- _Records for processing_:
● ● ● ● ●

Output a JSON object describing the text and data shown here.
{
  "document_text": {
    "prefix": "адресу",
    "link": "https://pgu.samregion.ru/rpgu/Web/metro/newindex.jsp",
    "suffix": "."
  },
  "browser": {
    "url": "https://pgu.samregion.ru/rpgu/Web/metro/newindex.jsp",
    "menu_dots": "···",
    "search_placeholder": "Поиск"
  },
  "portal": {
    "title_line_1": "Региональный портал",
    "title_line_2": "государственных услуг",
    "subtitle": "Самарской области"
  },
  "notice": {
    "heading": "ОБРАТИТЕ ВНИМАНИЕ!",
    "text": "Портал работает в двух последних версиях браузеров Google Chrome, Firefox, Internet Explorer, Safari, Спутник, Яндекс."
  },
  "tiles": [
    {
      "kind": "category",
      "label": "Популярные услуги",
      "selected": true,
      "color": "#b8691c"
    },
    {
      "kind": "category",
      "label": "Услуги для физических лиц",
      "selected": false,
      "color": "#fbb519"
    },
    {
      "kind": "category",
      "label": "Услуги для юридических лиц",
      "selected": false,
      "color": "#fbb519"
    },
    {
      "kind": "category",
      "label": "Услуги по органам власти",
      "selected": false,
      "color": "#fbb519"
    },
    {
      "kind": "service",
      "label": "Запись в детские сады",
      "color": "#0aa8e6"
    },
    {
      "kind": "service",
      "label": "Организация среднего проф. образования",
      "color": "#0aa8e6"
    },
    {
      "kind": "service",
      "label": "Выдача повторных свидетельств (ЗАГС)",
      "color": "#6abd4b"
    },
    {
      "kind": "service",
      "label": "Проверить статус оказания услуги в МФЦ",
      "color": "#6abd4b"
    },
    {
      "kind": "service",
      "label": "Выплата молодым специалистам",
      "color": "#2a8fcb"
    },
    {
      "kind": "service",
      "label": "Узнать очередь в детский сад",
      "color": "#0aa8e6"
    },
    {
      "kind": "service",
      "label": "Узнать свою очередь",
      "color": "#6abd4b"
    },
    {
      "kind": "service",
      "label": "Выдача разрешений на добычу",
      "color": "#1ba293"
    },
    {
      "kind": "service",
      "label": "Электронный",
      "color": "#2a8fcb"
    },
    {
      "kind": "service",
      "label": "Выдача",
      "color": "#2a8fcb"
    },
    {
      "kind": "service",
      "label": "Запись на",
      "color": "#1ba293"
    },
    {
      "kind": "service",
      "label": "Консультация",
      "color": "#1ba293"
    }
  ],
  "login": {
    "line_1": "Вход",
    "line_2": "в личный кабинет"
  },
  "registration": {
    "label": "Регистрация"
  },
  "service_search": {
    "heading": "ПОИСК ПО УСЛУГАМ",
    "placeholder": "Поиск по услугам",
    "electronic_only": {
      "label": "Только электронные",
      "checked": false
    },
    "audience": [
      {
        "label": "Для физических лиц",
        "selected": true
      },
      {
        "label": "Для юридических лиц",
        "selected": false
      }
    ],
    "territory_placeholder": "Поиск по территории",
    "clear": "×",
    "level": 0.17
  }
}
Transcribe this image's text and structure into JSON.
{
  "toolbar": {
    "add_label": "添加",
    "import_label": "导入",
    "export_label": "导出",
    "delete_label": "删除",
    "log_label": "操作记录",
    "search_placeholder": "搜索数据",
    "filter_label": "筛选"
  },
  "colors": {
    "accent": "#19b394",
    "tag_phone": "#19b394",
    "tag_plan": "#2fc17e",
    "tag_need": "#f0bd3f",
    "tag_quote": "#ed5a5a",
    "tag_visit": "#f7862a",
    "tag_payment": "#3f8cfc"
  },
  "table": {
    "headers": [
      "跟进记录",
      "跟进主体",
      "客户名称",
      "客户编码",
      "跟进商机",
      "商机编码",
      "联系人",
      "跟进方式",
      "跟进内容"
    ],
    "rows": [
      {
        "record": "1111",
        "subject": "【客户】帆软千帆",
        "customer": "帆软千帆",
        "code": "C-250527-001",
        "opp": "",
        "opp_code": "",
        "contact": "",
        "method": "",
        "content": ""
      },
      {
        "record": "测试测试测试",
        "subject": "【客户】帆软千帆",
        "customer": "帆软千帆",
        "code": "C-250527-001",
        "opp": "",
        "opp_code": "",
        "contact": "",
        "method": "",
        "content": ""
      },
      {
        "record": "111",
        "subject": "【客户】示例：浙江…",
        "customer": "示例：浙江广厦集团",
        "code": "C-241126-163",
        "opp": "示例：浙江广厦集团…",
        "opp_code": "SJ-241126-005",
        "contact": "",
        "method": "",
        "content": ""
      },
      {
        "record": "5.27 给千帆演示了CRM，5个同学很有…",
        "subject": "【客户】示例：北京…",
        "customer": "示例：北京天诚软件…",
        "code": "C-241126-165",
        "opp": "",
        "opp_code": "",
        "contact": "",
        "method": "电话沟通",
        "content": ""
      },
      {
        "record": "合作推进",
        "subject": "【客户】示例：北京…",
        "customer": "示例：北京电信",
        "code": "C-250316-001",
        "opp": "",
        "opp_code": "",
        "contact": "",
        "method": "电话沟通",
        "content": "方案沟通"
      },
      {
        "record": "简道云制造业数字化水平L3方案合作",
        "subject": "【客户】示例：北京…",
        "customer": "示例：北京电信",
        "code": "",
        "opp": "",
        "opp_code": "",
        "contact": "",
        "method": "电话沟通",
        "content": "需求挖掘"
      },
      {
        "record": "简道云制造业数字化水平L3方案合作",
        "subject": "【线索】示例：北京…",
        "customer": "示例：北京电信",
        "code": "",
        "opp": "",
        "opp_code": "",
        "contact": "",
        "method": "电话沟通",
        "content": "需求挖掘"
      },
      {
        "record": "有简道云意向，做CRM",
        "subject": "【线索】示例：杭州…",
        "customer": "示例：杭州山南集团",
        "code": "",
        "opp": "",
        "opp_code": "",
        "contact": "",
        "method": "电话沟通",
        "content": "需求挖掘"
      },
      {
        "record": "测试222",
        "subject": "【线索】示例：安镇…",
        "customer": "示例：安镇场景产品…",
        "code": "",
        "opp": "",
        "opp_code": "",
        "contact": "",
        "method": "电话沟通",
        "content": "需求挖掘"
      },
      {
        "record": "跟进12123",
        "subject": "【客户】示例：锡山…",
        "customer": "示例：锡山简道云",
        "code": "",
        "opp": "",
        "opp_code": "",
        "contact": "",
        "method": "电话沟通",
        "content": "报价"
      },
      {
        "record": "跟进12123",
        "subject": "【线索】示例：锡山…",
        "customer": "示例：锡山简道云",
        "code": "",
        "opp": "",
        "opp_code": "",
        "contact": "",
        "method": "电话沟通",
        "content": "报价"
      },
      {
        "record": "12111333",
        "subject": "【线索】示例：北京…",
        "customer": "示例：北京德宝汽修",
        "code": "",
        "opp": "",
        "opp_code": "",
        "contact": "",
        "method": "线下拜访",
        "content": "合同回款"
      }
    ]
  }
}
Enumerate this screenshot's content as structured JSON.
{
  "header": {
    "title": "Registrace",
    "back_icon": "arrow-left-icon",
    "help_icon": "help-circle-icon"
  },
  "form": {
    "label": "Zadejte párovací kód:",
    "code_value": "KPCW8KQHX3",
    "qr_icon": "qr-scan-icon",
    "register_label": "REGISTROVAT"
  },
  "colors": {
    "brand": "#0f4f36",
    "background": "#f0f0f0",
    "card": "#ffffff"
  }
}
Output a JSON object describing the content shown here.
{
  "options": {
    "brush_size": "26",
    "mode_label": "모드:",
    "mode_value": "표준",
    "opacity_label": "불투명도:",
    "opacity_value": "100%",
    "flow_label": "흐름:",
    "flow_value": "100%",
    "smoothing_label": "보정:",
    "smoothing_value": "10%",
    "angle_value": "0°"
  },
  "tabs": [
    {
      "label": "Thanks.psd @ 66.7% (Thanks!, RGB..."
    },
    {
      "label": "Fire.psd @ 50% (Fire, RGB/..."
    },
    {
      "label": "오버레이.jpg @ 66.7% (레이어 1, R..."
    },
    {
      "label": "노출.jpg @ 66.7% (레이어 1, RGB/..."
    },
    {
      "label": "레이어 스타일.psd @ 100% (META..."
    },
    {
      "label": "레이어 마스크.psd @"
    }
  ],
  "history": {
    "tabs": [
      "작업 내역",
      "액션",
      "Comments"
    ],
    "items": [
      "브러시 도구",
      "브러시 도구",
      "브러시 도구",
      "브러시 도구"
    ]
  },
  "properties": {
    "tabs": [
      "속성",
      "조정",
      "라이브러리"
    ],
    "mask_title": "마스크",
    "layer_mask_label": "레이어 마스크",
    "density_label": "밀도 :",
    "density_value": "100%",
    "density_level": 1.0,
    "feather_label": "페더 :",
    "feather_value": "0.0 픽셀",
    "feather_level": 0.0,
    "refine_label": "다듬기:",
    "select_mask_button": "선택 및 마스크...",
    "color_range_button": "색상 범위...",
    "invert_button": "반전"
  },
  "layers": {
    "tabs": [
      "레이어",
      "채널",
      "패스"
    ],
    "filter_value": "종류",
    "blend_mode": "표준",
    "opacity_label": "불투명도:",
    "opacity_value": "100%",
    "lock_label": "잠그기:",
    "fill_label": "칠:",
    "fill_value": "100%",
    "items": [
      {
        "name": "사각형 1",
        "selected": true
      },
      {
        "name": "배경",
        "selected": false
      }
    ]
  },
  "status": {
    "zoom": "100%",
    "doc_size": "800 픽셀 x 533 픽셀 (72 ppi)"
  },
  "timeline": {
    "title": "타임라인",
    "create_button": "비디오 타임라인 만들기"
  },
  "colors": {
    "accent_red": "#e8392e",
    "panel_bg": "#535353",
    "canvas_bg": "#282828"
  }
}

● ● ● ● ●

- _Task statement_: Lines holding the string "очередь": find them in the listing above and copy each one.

- _Answer to this task_:
      "label": "Узнать очередь в детский сад",
      "label": "Узнать свою очередь",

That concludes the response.